• **Exercise directions**: Look through the entries below. Say how many lines include "label", with nothing added.

• **Supplied material**:

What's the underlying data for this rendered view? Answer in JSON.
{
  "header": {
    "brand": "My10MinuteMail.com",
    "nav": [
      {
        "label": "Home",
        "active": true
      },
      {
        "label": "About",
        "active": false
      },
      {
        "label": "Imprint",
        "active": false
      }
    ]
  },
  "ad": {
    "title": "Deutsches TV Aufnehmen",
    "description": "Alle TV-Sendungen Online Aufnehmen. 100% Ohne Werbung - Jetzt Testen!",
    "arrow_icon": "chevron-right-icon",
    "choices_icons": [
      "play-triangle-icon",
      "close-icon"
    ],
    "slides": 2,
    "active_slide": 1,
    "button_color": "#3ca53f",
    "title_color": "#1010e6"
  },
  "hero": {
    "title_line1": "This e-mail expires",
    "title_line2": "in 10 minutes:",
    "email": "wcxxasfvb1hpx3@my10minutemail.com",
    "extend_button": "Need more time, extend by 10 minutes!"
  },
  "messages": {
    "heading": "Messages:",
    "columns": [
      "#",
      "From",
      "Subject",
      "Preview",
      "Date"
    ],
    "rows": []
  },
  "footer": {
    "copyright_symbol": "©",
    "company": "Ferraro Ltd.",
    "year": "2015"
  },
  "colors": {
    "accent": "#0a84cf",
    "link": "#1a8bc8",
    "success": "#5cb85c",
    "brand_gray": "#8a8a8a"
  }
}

• **Solution to this task**: 3